:: DATA LISTING

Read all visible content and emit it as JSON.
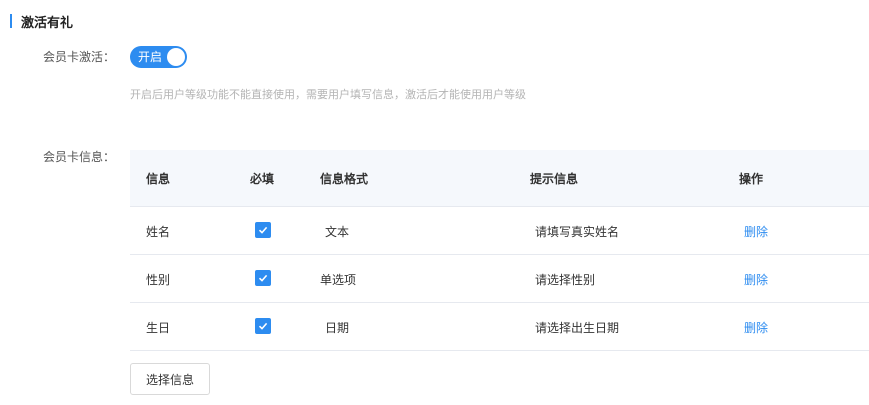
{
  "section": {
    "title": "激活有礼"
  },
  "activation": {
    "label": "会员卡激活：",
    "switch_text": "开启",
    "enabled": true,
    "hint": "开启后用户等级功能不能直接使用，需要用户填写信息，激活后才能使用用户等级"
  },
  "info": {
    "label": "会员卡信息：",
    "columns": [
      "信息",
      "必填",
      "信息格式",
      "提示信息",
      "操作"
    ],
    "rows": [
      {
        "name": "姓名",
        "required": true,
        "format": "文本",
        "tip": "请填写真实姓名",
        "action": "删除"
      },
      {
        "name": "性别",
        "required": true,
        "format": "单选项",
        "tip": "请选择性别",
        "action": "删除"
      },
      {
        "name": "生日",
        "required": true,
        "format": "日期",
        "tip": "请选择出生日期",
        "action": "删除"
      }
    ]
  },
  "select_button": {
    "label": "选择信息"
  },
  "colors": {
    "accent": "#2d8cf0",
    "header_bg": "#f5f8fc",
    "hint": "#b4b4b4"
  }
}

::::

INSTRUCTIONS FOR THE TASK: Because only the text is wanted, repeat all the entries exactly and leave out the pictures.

RESPONSE BOX:
Read all visible content and emit it as JSON.
{
  "section": {
    "title": "激活有礼"
  },
  "activation": {
    "label": "会员卡激活：",
    "switch_text": "开启",
    "enabled": true,
    "hint": "开启后用户等级功能不能直接使用，需要用户填写信息，激活后才能使用用户等级"
  },
  "info": {
    "label": "会员卡信息：",
    "columns": [
      "信息",
      "必填",
      "信息格式",
      "提示信息",
      "操作"
    ],
    "rows": [
      {
        "name": "姓名",
        "required": true,
        "format": "文本",
        "tip": "请填写真实姓名",
        "action": "删除"
      },
      {
        "name": "性别",
        "required": true,
        "format": "单选项",
        "tip": "请选择性别",
        "action": "删除"
      },
      {
        "name": "生日",
        "required": true,
        "format": "日期",
        "tip": "请选择出生日期",
        "action": "删除"
      }
    ]
  },
  "select_button": {
    "label": "选择信息"
  },
  "colors": {
    "accent": "#2d8cf0",
    "header_bg": "#f5f8fc",
    "hint": "#b4b4b4"
  }
}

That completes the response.